"Full" is a story about life in Berlin, but Robert Walser wrote this story in 1916, three years after he had left the bustle of the metropolis behind to return to his native Biel in Switzerland, a quiet town on the shores of a lake where Rousseau once spent a winter in seclusion. While the Great War was raging just across the border, Walser began to meditate on the complexities of modern life in a new way. This story shows not just a fascination with the fast-paced life of the still young 20th century, as often seen in his earlier work, but also a sense of the implicit violence imposed on human society by the stresses and demands of the modern world with its technological advances. This is a theme that would become even more pronounced in his work of the 1920s, when he often had his characters longing for earlier, simpler, more "authentic" times. (See, for example, "A Sort of Cleopatra" in Microscripts.)

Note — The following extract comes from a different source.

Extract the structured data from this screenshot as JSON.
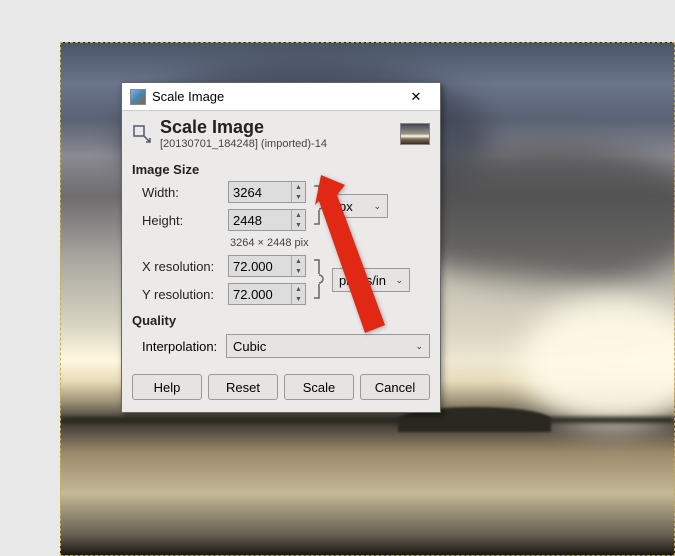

The omnibus described in "Full" was already a relic when Walser first arrived in Berlin in 1905; the world's first electric streetcar had been tested in that city in 1881, and by the dawn of the 20th century, Berlin was filled with them. Horse-drawn omnibuses still existed to provide transportation in areas not yet served by the quickly-expanding streetcar network, but meanwhile the streetcars (which could transport larger numbers of passengers more quickly) had already come to define the pace of city life. The scene depicted in the story shows us this pace as observed in the microcosm of the omnibus, where 19th and 20th century lifestyles collide.

In translating the story, I paid a great deal of attention to Walser's use of choppy, sometimes jarring syntactical structures that give expression to and embody this conflict. Walser makes his sentences intentionally disjointed to produce the verbal representation of what Walter Benjamin would later call Zerstreuung [distraction], a key feature of existence in the modern age. Hence all the asides ("in addition," "by the way") in the first sentence. At the same time, I concentrated on maintaining the faintly ironic or wry tone that signals the distance – the amusement as well as bemusement – with which the narrator observes these events.